Humor and Spiritual WisdomListen to an interview with Nikolaas Sintobin, SJ, author of Jesuits Telling Jokes.
A Spirituality of the Present MomentThis excerpt from Jesuits Telling Jokes starts with a joke.
Fruits of the SpiritBecky Eldredge shares a humorous exchange with one of her children.
Encounter in an AirportJane Knuth finds a reason to laugh while she waits at the airport.
Finally, Jake Martin, SJ, is a Jesuit comedian and author of What’s So Funny about Faith? He writes:
I’d come up in a tradition of comedy that believed in unflinching truth: I believed that humor did not have to be manufactured or invented but rather came from our honest appraisals of our own lives and the lives of those around us. Being a Jesuit was such a huge component of who I was that it seemed uncomfortable to talk around it. Still, my announcement that I was studying to be a priest had met with some pretty lukewarm responses from audiences in the past. Heading to New York that weekend, I was resolute that I would not mention it, that I was a comic like everyone else, and that, just as many of them never mentioned their day jobs in their acts, neither did I have to mention mine, however enormous and consuming that “day job” might be.
. . . As the emcee called my name, I still had very little idea of what exactly I’d do. But I did say a little prayer as I walked toward the stage, a very little prayer. “Help me,” said a very small voice deep from within. And as I began my set, it occurred to me that like everything else with comedy, it was not what you said but how you said it that made all the difference. It all depended on timing and delivery.
If I said my set was perfect, I’d be lying. It was too sloppy for me. I rushed through the last minute because I had such a good response to my talking about being a Jesuit—but comedy is not math and is not entirely reliant on precision. It is the most pragmatic of art forms, and at the end of the day the only thing that matters is if the audience laughed.
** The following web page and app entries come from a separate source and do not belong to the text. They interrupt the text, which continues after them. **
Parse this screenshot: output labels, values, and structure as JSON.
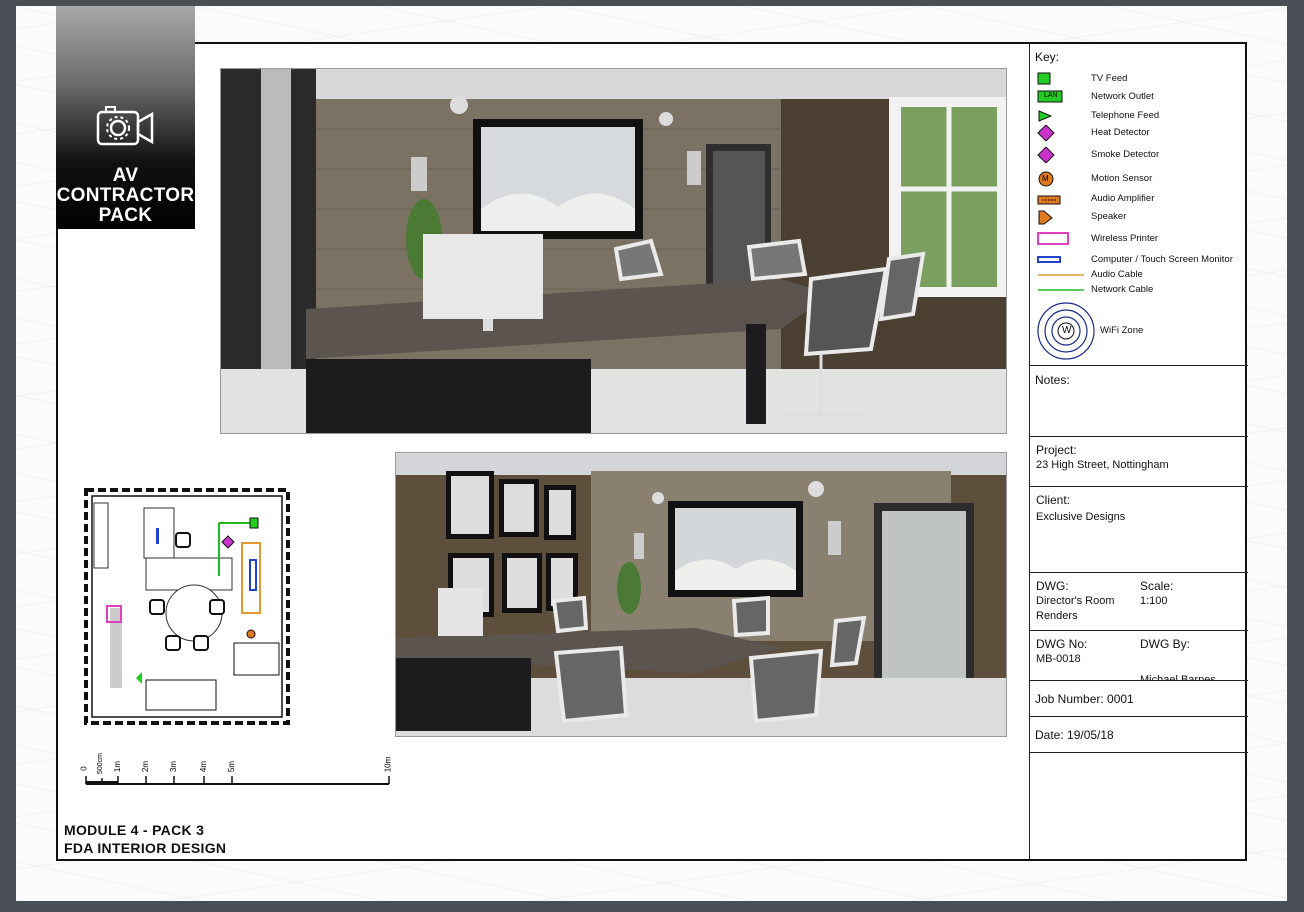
{
  "badge": {
    "line1": "AV",
    "line2": "CONTRACTOR",
    "line3": "PACK",
    "icon": "camera-gear-icon"
  },
  "key": {
    "title": "Key:",
    "items": [
      {
        "label": "TV Feed",
        "icon": "tv-feed-symbol"
      },
      {
        "label": "Network Outlet",
        "icon": "network-outlet-symbol",
        "tag": "LAN"
      },
      {
        "label": "Telephone Feed",
        "icon": "telephone-feed-symbol"
      },
      {
        "label": "Heat Detector",
        "icon": "heat-detector-symbol"
      },
      {
        "label": "Smoke Detector",
        "icon": "smoke-detector-symbol"
      },
      {
        "label": "Motion Sensor",
        "icon": "motion-sensor-symbol",
        "tag": "M"
      },
      {
        "label": "Audio Amplifier",
        "icon": "audio-amplifier-symbol"
      },
      {
        "label": "Speaker",
        "icon": "speaker-symbol"
      },
      {
        "label": "Wireless Printer",
        "icon": "wireless-printer-symbol"
      },
      {
        "label": "Computer / Touch Screen Monitor",
        "icon": "monitor-symbol"
      },
      {
        "label": "Audio Cable",
        "icon": "audio-cable-line"
      },
      {
        "label": "Network Cable",
        "icon": "network-cable-line"
      },
      {
        "label": "WiFi Zone",
        "icon": "wifi-zone-symbol",
        "tag": "W"
      }
    ]
  },
  "notes": {
    "label": "Notes:"
  },
  "project": {
    "label": "Project:",
    "value": "23 High Street, Nottingham"
  },
  "client": {
    "label": "Client:",
    "value": "Exclusive Designs"
  },
  "dwg": {
    "label": "DWG:",
    "value_line1": "Director's Room",
    "value_line2": "Renders"
  },
  "scale_box": {
    "label": "Scale:",
    "value": "1:100"
  },
  "dwg_no": {
    "label": "DWG No:",
    "value": "MB-0018"
  },
  "dwg_by": {
    "label": "DWG By:",
    "value": "Michael Barnes"
  },
  "job": {
    "label": "Job Number: 0001"
  },
  "date": {
    "label": "Date: 19/05/18"
  },
  "scalebar": {
    "labels": [
      "0",
      "500cm",
      "1m",
      "2m",
      "3m",
      "4m",
      "5m",
      "10m"
    ]
  },
  "footer": {
    "line1": "MODULE 4 - PACK 3",
    "line2": "FDA INTERIOR DESIGN"
  },
  "colors": {
    "tv_feed": "#22cc22",
    "detector": "#cc33cc",
    "motion": "#e07a1f",
    "printer": "#e040c0",
    "monitor": "#2244cc",
    "audio_cable": "#e09a30",
    "network_cable": "#22bb22",
    "wifi": "#1a2a8c"
  }
}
I told the truth, the whole truth, and they laughed. They laughed!
Find a good excuse to laugh today and share the joy.